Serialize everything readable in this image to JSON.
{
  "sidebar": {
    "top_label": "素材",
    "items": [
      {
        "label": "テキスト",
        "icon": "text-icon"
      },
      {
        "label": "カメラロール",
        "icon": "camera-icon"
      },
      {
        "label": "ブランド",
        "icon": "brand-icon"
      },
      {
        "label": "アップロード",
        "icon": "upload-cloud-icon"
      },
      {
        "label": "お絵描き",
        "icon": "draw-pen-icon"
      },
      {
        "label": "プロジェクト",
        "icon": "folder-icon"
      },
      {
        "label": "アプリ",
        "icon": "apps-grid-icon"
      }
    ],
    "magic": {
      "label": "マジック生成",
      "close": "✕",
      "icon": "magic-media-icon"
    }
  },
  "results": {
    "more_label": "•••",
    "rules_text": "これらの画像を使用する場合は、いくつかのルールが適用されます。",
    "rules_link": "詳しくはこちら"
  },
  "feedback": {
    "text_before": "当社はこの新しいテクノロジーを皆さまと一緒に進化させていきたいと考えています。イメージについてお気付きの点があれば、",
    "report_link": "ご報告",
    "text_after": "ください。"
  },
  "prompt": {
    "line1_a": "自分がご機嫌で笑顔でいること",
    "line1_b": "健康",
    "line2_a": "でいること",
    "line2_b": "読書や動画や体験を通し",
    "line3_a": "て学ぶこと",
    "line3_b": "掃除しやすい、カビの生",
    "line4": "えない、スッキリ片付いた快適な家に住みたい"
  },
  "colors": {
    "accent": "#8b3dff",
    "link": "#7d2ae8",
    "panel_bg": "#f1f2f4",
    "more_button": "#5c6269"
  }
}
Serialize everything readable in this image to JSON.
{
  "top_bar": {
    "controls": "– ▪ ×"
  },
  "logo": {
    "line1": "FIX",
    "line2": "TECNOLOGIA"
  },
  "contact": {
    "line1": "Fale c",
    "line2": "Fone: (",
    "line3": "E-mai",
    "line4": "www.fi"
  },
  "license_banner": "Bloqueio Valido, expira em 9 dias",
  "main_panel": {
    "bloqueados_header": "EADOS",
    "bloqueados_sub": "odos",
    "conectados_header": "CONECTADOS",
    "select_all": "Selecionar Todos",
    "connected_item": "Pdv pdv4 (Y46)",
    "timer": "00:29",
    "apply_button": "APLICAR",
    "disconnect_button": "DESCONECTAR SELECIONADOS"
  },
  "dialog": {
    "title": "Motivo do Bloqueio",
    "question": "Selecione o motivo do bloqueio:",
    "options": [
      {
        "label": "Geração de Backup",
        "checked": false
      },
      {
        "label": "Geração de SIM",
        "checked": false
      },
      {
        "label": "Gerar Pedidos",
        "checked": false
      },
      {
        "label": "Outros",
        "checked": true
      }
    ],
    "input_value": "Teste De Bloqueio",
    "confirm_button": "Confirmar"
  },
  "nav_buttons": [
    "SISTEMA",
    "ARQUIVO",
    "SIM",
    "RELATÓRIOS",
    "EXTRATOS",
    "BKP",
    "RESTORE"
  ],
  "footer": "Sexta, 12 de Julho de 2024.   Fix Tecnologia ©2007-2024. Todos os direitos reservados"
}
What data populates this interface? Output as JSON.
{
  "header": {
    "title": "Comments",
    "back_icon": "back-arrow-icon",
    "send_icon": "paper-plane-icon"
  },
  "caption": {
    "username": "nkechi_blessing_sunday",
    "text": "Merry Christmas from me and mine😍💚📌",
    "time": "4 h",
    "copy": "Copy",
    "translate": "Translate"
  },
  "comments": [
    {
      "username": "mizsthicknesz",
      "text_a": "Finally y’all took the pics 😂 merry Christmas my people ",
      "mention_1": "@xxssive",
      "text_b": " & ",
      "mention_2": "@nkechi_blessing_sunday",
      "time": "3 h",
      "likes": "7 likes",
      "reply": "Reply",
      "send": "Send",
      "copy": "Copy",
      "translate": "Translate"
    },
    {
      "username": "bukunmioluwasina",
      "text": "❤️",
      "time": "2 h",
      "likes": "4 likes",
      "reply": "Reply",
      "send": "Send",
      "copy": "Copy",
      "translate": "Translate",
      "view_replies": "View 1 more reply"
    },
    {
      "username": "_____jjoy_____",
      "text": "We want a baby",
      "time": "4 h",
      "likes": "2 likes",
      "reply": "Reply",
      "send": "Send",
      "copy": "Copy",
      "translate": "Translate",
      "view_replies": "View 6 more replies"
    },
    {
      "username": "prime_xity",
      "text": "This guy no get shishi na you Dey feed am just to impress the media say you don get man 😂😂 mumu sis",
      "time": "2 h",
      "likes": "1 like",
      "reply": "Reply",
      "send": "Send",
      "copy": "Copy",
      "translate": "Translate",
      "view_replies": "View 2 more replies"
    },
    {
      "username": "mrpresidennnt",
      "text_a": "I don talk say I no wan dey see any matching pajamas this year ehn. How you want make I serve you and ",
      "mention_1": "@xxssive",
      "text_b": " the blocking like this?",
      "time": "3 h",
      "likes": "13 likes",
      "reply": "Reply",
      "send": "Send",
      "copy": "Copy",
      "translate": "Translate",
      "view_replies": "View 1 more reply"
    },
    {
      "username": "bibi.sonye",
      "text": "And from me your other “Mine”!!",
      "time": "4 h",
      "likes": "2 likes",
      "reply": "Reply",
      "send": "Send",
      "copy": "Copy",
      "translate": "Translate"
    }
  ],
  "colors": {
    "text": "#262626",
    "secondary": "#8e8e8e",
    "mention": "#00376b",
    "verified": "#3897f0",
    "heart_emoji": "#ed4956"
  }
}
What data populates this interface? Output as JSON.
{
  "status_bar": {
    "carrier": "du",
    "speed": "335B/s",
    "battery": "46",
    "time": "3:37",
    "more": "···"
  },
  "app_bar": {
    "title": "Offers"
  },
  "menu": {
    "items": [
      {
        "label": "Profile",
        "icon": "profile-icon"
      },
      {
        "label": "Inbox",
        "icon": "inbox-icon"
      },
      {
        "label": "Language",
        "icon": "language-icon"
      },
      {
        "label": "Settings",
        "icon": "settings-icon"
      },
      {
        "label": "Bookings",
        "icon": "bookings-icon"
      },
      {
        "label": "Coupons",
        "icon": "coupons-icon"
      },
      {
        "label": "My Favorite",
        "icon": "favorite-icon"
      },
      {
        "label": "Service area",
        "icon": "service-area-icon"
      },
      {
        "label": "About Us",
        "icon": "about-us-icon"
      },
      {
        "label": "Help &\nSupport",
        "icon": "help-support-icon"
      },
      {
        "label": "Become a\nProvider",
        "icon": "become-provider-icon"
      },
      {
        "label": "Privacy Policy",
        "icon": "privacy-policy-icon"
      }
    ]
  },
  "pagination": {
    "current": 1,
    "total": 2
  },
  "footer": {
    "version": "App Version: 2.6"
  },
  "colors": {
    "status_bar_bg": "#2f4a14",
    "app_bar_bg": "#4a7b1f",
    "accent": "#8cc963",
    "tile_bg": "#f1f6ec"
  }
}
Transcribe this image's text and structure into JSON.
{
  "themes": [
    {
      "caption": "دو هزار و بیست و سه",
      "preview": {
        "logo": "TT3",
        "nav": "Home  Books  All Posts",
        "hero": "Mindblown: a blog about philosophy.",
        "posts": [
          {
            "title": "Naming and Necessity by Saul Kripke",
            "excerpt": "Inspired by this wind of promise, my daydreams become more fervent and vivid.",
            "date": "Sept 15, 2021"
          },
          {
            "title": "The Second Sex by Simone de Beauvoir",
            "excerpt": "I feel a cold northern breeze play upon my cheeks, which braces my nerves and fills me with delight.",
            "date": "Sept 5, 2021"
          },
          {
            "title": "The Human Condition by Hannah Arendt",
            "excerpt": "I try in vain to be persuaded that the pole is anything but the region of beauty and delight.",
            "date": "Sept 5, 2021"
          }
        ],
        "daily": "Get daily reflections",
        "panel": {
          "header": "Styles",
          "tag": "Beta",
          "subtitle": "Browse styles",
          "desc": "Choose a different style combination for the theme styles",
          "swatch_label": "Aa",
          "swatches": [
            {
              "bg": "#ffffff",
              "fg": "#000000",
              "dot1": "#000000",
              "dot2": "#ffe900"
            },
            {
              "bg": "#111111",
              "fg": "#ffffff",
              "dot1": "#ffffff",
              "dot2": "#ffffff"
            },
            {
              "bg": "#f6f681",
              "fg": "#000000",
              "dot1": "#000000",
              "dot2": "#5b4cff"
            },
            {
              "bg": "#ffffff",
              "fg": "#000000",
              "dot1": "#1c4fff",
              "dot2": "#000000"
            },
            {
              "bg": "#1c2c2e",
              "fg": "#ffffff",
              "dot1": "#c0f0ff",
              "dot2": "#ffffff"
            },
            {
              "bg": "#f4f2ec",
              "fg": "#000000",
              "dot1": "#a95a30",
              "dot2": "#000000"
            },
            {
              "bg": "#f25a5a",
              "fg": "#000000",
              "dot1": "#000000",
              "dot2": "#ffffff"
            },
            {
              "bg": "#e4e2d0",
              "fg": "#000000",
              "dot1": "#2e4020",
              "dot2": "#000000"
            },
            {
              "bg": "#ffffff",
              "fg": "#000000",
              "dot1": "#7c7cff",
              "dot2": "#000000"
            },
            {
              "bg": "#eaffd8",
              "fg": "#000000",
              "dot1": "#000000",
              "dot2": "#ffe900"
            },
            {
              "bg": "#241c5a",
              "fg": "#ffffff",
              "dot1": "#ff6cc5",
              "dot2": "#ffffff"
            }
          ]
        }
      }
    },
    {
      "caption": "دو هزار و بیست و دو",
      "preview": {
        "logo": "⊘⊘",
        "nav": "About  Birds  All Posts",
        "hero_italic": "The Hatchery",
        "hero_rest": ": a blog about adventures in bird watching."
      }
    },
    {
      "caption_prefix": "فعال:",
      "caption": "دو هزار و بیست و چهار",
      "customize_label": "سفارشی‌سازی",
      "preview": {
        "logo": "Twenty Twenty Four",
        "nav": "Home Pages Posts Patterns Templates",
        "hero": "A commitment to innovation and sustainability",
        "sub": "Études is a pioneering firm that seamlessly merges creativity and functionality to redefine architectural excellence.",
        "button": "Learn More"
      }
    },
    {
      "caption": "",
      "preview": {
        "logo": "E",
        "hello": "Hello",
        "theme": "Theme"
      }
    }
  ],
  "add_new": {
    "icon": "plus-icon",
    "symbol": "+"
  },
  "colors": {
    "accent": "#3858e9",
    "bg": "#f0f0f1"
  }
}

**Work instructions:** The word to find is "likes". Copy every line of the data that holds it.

**Result:**
      "likes": "7 likes",
      "likes": "4 likes",
      "likes": "2 likes",
      "likes": "1 like",
      "likes": "13 likes",
      "likes": "2 likes",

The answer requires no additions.